> _Task statement_
Scan the records below and report how many lines contain the word "player", giving the number by itself.

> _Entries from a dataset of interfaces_
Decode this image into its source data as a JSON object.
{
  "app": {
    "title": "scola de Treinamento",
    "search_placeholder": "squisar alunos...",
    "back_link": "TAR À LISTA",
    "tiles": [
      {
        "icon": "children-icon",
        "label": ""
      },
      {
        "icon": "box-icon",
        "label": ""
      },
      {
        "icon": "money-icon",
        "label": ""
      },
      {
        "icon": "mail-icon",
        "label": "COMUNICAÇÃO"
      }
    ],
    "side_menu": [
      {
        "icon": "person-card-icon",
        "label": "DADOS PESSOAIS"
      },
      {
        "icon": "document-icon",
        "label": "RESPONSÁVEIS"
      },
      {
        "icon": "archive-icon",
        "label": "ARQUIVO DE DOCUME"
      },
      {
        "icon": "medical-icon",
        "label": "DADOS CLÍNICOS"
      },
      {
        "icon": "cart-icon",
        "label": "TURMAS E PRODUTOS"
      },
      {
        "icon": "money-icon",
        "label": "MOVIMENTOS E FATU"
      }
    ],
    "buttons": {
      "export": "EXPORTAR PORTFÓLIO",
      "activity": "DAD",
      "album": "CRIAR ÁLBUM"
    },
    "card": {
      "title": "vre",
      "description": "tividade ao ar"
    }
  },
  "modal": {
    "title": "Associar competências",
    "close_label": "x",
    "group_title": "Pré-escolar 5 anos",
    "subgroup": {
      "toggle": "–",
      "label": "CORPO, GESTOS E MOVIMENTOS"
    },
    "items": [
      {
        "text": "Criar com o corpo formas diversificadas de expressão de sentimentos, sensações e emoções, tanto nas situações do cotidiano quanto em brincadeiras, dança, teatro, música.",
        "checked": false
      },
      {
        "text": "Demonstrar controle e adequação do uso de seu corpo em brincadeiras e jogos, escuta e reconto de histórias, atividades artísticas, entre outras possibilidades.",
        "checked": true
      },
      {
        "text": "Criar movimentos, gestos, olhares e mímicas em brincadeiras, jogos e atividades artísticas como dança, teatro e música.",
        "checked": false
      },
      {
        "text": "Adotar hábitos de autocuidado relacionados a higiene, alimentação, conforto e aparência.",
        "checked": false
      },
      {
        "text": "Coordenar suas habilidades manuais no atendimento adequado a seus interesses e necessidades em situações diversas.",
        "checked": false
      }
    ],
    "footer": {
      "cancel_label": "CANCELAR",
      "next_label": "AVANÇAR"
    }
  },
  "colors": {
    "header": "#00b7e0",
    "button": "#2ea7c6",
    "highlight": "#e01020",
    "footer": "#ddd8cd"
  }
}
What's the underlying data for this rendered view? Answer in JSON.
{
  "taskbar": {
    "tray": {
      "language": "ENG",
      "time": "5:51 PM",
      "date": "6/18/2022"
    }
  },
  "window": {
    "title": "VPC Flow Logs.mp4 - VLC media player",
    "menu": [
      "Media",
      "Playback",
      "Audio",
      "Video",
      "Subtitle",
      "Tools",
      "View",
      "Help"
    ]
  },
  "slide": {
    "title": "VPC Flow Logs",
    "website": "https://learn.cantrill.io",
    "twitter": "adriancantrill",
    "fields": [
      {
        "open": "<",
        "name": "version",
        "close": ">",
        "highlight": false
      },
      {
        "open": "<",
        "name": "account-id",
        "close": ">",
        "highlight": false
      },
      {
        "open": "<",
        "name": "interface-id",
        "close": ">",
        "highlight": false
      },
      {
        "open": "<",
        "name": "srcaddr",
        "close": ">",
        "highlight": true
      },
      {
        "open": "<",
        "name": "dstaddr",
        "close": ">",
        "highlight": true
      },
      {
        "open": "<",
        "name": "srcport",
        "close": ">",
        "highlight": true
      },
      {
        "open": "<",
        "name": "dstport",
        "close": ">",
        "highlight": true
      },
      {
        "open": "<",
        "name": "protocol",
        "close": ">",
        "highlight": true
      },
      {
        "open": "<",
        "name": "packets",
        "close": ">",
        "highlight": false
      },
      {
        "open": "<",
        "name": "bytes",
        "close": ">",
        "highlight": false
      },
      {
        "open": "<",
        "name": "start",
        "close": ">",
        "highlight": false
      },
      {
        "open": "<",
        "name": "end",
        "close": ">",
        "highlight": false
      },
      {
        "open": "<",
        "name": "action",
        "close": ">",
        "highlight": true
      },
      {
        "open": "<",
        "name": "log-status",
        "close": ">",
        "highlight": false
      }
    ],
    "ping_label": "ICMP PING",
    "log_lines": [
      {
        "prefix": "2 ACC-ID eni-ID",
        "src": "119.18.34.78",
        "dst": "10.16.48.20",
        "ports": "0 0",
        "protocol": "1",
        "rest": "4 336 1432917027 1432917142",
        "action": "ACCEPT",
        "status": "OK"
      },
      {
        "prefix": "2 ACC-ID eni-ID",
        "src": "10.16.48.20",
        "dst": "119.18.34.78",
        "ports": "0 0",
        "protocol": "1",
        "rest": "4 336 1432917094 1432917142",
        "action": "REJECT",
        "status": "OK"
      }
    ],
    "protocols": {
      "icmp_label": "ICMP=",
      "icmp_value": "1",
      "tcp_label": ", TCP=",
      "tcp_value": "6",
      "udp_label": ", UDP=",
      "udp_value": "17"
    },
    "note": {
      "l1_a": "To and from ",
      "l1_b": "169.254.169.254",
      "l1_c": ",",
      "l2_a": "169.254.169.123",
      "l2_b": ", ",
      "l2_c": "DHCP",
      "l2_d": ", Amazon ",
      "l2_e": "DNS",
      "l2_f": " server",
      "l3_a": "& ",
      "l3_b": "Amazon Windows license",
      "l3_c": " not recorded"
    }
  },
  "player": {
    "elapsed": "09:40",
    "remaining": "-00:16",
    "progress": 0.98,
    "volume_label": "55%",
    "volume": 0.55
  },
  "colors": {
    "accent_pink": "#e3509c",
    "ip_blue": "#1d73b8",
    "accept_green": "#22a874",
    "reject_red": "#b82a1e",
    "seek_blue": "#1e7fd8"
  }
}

> _Answer section_
2